. . . shall include soliciting orders, purchases, service contracts, opening offices, whether called "liaison" offices
or branches; appointing representatives or distributors who are domiciled in the Philippines or who in any
calendar year stay in the Philippines for a period or periods totalling one hundred eighty (180) days or more;
participating in the management, supervision or control of any domestic business firm, entity or corporation in
the Philippines, and any other act or acts that imply a continuity of commercial dealings or arrangements and
contemplate to that extent the performance of acts or works, or the exercise of some of the functions normally
incident to, and in progressive prosecution of, commercial gain or of the purpose and object of the business
organization. 5

There is no general rule or governing principle as to what constitutes "doing" or "engaging in" or "transacting" business in the
Philippines. Each case must be judged in the light of its peculiar circumstances. 6 In the case at bench, petitioner does not
engage in commercial dealings or activities in the country because it is precluded from doing so by P.D. No. 218, under which
it was established. 7 Nonetheless, it has been continuously, since 1983, acting as a supervision, communications and
coordination center for its home office's affiliates in Singapore, and in the process has named its local agent and has employed
Philippine nationals like private respondent Romana Lanchinebre. From this uninterrupted performance by petitioner of acts
pursuant to its primary purposes and functions as a regional/area headquarters for its home office, it is clear that petitioner is
doing business in the country. Moreover, private respondents are estopped from assailing the personality of petitioner. So we
held in Merrill Lynch Futures, Inc. vs. Court of Appeals, 211 SCRA 824, 837 (1992):

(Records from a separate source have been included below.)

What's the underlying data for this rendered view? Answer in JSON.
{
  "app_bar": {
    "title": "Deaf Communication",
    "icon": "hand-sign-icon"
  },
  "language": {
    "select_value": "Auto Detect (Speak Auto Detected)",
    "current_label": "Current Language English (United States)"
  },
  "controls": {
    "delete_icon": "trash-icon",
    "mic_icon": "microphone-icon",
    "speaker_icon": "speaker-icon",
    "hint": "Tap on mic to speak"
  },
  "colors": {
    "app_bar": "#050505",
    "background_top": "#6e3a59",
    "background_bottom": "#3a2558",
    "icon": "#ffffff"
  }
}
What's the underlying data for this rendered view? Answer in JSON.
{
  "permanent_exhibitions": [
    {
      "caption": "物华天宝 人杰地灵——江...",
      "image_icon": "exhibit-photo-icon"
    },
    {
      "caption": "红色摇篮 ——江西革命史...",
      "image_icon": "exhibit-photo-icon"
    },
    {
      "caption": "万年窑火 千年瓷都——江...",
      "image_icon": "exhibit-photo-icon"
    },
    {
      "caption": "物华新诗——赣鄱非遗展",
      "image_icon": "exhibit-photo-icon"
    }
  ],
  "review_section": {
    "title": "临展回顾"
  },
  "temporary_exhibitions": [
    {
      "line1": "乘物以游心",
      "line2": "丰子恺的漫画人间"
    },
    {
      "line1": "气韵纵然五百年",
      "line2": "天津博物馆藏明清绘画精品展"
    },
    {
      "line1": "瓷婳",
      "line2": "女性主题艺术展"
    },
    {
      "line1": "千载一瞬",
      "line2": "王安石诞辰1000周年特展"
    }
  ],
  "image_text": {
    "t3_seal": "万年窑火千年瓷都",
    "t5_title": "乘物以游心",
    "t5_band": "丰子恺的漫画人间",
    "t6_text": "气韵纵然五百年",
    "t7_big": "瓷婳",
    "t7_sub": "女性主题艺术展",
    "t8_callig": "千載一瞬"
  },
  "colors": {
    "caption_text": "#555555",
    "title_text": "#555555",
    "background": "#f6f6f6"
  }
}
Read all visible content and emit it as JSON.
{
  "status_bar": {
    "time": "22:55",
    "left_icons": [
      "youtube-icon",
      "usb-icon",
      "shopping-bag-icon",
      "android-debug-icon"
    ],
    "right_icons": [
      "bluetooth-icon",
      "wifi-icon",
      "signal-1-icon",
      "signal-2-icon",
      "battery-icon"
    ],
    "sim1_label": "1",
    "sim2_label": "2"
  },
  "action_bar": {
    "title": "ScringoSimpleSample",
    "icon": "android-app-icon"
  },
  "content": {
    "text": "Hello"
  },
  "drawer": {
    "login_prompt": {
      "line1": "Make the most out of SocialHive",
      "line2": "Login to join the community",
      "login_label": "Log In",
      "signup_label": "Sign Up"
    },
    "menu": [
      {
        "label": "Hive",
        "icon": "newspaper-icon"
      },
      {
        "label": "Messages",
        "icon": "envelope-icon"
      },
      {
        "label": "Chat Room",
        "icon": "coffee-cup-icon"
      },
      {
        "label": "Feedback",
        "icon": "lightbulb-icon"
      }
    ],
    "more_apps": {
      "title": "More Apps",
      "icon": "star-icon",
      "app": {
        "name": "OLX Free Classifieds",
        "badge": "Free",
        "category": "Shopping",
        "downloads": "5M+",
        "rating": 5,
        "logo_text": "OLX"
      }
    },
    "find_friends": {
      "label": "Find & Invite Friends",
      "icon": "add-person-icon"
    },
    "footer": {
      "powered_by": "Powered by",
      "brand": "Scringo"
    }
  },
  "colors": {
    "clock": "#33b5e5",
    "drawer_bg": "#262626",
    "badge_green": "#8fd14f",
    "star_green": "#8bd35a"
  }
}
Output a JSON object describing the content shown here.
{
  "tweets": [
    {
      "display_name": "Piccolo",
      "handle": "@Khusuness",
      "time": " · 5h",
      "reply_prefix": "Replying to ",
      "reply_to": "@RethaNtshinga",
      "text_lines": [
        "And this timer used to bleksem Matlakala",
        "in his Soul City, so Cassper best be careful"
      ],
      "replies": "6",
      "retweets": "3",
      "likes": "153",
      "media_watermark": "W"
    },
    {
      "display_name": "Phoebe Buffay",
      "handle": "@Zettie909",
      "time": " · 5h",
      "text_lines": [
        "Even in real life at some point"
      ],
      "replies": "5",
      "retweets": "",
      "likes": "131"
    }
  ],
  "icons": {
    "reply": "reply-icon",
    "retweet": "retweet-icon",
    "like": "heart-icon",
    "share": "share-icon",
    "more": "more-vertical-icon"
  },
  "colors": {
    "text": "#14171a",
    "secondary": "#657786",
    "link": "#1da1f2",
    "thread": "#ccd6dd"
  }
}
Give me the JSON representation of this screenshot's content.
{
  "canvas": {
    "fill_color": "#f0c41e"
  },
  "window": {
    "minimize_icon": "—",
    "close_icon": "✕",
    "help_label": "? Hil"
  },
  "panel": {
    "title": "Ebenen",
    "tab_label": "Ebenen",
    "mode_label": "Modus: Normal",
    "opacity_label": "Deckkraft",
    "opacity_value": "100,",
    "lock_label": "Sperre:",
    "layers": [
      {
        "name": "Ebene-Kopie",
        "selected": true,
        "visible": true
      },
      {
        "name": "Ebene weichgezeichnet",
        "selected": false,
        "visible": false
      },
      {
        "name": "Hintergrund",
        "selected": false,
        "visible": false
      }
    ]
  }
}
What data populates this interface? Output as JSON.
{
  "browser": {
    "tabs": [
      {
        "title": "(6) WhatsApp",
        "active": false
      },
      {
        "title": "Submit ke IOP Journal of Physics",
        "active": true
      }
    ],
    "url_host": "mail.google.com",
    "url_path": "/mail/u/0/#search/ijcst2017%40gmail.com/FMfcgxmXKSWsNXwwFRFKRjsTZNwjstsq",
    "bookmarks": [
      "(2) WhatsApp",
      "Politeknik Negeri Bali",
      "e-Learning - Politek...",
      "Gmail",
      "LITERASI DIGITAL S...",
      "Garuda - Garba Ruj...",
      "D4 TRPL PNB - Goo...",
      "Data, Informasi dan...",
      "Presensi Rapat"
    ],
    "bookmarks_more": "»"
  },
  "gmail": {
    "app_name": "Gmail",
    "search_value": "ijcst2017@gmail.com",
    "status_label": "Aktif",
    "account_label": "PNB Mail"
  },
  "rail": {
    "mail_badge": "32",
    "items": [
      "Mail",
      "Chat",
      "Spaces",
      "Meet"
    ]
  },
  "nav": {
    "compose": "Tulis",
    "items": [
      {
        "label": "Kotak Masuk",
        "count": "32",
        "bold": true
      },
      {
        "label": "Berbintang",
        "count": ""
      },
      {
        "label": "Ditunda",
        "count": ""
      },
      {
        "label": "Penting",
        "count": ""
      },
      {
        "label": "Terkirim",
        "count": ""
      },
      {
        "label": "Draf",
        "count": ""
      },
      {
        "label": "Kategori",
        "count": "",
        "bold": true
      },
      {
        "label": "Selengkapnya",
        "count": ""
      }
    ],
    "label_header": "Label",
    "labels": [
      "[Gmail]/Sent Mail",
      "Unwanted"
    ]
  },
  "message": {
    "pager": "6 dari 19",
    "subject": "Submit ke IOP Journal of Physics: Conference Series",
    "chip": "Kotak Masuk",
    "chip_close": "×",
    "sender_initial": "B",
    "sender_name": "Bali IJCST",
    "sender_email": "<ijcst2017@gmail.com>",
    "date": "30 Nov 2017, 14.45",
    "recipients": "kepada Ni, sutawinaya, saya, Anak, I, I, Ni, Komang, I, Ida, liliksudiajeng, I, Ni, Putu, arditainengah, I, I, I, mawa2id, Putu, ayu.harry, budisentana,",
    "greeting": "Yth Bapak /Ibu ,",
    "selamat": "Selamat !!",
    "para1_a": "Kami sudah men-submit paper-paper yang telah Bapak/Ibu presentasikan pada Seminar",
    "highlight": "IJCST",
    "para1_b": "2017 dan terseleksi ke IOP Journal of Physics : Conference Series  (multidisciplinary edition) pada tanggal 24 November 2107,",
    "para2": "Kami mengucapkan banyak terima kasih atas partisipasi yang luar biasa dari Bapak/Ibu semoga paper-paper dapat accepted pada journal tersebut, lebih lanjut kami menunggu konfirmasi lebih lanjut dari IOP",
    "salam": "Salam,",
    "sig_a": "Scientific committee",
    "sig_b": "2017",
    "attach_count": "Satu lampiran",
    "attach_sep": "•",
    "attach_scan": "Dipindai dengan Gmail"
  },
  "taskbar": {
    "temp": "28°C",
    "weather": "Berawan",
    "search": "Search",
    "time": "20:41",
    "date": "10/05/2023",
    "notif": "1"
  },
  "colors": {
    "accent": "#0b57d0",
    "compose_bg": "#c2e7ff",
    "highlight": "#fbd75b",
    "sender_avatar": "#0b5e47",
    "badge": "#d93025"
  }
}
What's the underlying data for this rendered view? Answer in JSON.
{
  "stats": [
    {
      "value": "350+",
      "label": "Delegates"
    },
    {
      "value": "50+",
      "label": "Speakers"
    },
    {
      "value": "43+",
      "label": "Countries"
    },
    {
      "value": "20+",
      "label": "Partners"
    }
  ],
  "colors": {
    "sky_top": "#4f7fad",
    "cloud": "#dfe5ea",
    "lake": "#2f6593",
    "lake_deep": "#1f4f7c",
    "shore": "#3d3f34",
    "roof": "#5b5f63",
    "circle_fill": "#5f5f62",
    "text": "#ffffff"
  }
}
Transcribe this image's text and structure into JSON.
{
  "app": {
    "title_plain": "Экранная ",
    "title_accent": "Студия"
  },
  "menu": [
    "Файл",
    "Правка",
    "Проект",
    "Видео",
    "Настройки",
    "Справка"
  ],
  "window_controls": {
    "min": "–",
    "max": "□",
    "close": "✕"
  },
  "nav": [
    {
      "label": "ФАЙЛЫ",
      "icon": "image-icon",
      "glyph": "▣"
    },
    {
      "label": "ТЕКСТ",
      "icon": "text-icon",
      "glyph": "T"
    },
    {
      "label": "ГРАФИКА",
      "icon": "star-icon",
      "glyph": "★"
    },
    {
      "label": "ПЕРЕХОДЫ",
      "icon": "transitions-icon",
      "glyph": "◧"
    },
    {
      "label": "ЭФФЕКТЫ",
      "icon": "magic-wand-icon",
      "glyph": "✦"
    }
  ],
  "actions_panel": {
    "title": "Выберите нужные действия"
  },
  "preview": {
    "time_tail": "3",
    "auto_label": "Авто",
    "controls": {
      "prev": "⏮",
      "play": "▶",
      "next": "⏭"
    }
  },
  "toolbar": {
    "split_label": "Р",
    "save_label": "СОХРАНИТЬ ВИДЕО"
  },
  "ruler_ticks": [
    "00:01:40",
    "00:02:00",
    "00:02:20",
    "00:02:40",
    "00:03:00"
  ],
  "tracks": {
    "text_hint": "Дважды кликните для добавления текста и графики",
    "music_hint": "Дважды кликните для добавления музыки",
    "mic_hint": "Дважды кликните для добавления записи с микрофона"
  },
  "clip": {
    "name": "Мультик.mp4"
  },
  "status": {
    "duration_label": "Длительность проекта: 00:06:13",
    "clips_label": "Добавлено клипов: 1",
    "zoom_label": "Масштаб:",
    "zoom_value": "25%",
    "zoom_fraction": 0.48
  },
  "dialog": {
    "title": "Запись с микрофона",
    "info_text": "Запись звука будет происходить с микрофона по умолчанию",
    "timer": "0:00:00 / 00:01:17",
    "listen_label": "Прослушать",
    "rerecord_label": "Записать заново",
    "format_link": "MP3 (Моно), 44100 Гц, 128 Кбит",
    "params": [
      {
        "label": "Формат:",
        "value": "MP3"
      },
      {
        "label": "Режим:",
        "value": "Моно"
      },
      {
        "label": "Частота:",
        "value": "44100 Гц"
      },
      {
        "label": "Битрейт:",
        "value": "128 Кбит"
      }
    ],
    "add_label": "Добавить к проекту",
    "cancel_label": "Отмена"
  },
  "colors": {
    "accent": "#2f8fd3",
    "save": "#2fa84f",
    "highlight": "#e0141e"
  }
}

The rule is that a party is estopped to challenge the personality of a corporation after having acknowledged the
same by entering into a contract with it. And the "doctrine of estoppel to deny corporate existence applies to
foreign as well as to domestic corporations;" "one who has dealth with a corporation of foreign origin as a
corporate entity is estopped to deny its corporate existence and capacity." The principle "will be applied to
prevent a person contracting with a foreign corporation from later taking advantage of its noncompliance with
the statutes chiefly in cases where such person has received the benefits of the contract, . . . (Citations
omitted.)

Finally, the trial court erred when it dismissed Civil Case No. 92-2486 on what it found to be the misjoinder of private
respondent Teofilo Lanchinebre as party defendant. It is a basic rule that "(m)isjoinder or parties is not ground for dismissal of
an action."8 Moreover, the Order of the trial court is based on Section 4(h), Rule 3 of the Revised Rules of Court, which
provides:

A married woman may not . . . be sued alone without joining her husband, except . . . if the litigation is
incidental to the profession, occupation or business in which she is engaged,

Whether or not the subject loan was incurred by private respondent as an incident to her profession, occupation or business is
a question of fact. In the absence of relevant evidence, the issue cannot be resolved in a motion to dismiss.

IN VIEW WHEREOF, the instant Petition is GRANTED. The Orders, dated December 21, 1992 and March 8, 1993, in Civil
Case No. 92-2486 are REVERSED AND SET ASIDE. The RTC of Makati, Br. 59, is hereby ordered to hear the reinstated
case on its merits. No costs.

SO ORDERED.